The following map has preliminary research on the 30 Victims. As college students from the six Jefferson County colleges complete research on the victims, we will be able to draw a larger narrative from these events. For example, student research already reflects some of the ways in which Jefferson County’s industrial history is entwined with its history of racial violence.
The 30 Victims of Jefferson County
The lynching in Linn Park, and a Memorial for Linn Park.
On Friday November 24th, 1883, Lewis Houston was lynched in Birmingham’s Central Park, now called Linn Park. He was accused of assaulting a white woman. A mob of around 150 white men stormed the jail on Fourth Avenue North, dragged him up 21st Street to the park, and hung him from one of its pine trees. Lewis Houston was no more than twenty years old. A newspaper reporter was able to be at the scene because a rumor that he would be lynched had circulated throughout Birmingham. Even so, the jail took no extra precautions to protect Houston. The Mayor did request militia, but they arrived after the lynching had already occurred. No judicial action was ever taken against the members of the mob.
It’s important to note the intended effects of the mob choosing to drag Lewis Houston to this public space for his murder. Racial terror was used to stop the black community from having equal access to the white community’s social, economic, and legal resources. To have Houston’s death in this public space, the park outside the city’s capital, solidified both symbolic and literal control of public spaces and goods as reserved for the white community.
JCMP hopes to place the Jefferson County Memorial in Linn Park to ensure this racial terror is remembered in Birmingham and Jefferson County’s history.
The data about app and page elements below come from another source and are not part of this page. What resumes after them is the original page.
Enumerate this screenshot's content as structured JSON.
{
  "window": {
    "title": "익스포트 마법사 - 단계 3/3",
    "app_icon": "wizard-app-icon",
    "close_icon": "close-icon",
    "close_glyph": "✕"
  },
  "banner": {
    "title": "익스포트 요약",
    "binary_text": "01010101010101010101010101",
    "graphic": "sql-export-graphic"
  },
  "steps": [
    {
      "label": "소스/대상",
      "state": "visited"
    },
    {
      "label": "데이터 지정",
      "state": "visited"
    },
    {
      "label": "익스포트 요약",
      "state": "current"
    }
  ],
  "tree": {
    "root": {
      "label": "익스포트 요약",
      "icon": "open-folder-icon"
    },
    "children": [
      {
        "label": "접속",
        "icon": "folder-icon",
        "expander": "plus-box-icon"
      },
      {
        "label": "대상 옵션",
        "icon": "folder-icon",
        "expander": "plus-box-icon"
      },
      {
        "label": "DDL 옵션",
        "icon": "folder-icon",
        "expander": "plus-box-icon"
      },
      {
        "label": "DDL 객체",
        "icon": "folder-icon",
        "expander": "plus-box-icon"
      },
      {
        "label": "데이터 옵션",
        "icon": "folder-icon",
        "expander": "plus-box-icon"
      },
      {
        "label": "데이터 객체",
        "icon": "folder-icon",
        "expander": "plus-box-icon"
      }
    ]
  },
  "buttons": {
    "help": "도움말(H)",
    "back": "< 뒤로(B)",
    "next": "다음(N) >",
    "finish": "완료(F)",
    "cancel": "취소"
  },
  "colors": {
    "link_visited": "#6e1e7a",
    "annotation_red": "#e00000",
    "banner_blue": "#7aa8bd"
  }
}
It will hold those places of power that surround the park accountable for their past actions in the hopes of never allowing such terror to take place again.